MATERIALS PROVIDED.
========================================
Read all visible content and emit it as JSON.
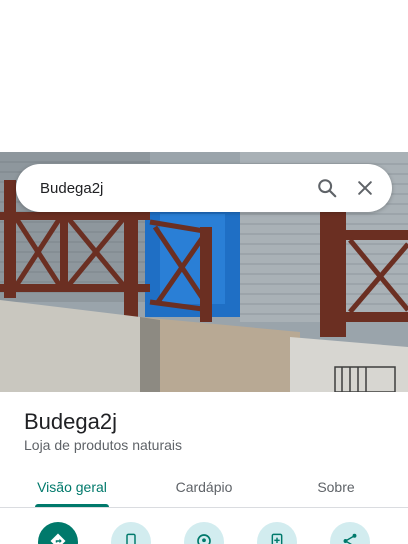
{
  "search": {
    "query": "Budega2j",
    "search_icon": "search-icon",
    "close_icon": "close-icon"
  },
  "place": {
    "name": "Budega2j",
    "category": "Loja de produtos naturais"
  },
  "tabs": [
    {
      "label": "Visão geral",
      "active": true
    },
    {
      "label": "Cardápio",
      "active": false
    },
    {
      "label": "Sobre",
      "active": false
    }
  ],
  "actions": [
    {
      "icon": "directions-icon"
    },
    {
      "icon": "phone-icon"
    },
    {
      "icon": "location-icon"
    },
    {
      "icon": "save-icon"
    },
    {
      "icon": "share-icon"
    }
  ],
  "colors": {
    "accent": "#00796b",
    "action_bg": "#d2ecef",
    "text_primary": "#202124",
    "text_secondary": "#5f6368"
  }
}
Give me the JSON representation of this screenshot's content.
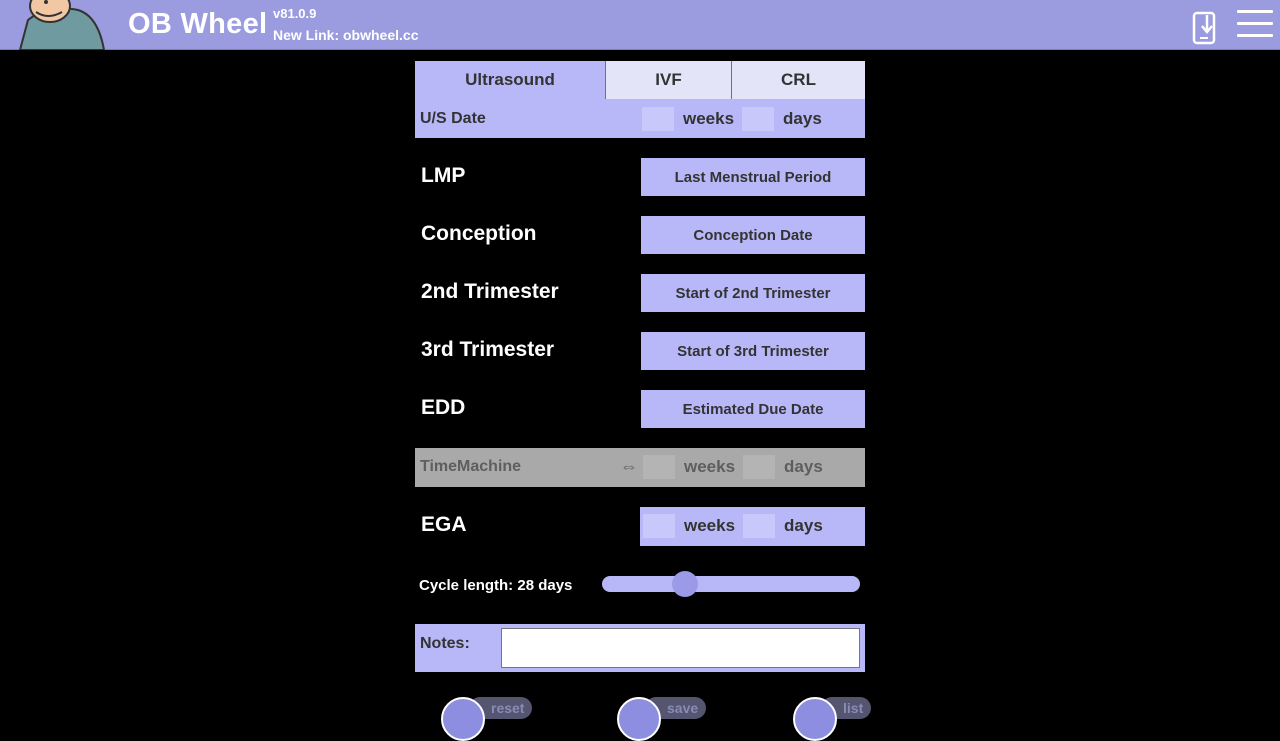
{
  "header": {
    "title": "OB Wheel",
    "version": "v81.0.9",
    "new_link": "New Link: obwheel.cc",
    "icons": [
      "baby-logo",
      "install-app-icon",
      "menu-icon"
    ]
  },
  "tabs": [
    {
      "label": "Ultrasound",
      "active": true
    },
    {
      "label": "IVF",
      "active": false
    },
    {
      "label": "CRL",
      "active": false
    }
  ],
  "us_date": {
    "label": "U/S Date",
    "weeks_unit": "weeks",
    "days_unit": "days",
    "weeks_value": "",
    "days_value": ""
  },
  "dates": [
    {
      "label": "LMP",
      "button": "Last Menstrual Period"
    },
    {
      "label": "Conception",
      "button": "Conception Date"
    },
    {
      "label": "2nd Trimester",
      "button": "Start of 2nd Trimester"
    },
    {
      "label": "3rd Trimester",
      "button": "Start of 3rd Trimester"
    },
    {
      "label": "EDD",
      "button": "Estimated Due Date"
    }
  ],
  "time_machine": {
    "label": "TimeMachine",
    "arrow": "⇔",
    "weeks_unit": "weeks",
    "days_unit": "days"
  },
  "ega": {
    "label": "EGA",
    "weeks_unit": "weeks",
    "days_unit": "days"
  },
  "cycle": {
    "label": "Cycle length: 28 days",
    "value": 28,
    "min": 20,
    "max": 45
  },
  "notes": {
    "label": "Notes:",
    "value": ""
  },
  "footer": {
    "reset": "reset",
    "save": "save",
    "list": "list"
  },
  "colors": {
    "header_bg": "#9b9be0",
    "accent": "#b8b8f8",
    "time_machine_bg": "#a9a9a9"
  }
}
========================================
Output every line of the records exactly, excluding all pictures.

EXPECTED ANSWER.
Read all visible content and emit it as JSON.
{
  "search": {
    "query": "Budega2j",
    "search_icon": "search-icon",
    "close_icon": "close-icon"
  },
  "place": {
    "name": "Budega2j",
    "category": "Loja de produtos naturais"
  },
  "tabs": [
    {
      "label": "Visão geral",
      "active": true
    },
    {
      "label": "Cardápio",
      "active": false
    },
    {
      "label": "Sobre",
      "active": false
    }
  ],
  "actions": [
    {
      "icon": "directions-icon"
    },
    {
      "icon": "phone-icon"
    },
    {
      "icon": "location-icon"
    },
    {
      "icon": "save-icon"
    },
    {
      "icon": "share-icon"
    }
  ],
  "colors": {
    "accent": "#00796b",
    "action_bg": "#d2ecef",
    "text_primary": "#202124",
    "text_secondary": "#5f6368"
  }
}
Give me the JSON representation of this screenshot's content.
{
  "header": {
    "title": "OB Wheel",
    "version": "v81.0.9",
    "new_link": "New Link: obwheel.cc",
    "icons": [
      "baby-logo",
      "install-app-icon",
      "menu-icon"
    ]
  },
  "tabs": [
    {
      "label": "Ultrasound",
      "active": true
    },
    {
      "label": "IVF",
      "active": false
    },
    {
      "label": "CRL",
      "active": false
    }
  ],
  "us_date": {
    "label": "U/S Date",
    "weeks_unit": "weeks",
    "days_unit": "days",
    "weeks_value": "",
    "days_value": ""
  },
  "dates": [
    {
      "label": "LMP",
      "button": "Last Menstrual Period"
    },
    {
      "label": "Conception",
      "button": "Conception Date"
    },
    {
      "label": "2nd Trimester",
      "button": "Start of 2nd Trimester"
    },
    {
      "label": "3rd Trimester",
      "button": "Start of 3rd Trimester"
    },
    {
      "label": "EDD",
      "button": "Estimated Due Date"
    }
  ],
  "time_machine": {
    "label": "TimeMachine",
    "arrow": "⇔",
    "weeks_unit": "weeks",
    "days_unit": "days"
  },
  "ega": {
    "label": "EGA",
    "weeks_unit": "weeks",
    "days_unit": "days"
  },
  "cycle": {
    "label": "Cycle length: 28 days",
    "value": 28,
    "min": 20,
    "max": 45
  },
  "notes": {
    "label": "Notes:",
    "value": ""
  },
  "footer": {
    "reset": "reset",
    "save": "save",
    "list": "list"
  },
  "colors": {
    "header_bg": "#9b9be0",
    "accent": "#b8b8f8",
    "time_machine_bg": "#a9a9a9"
  }
}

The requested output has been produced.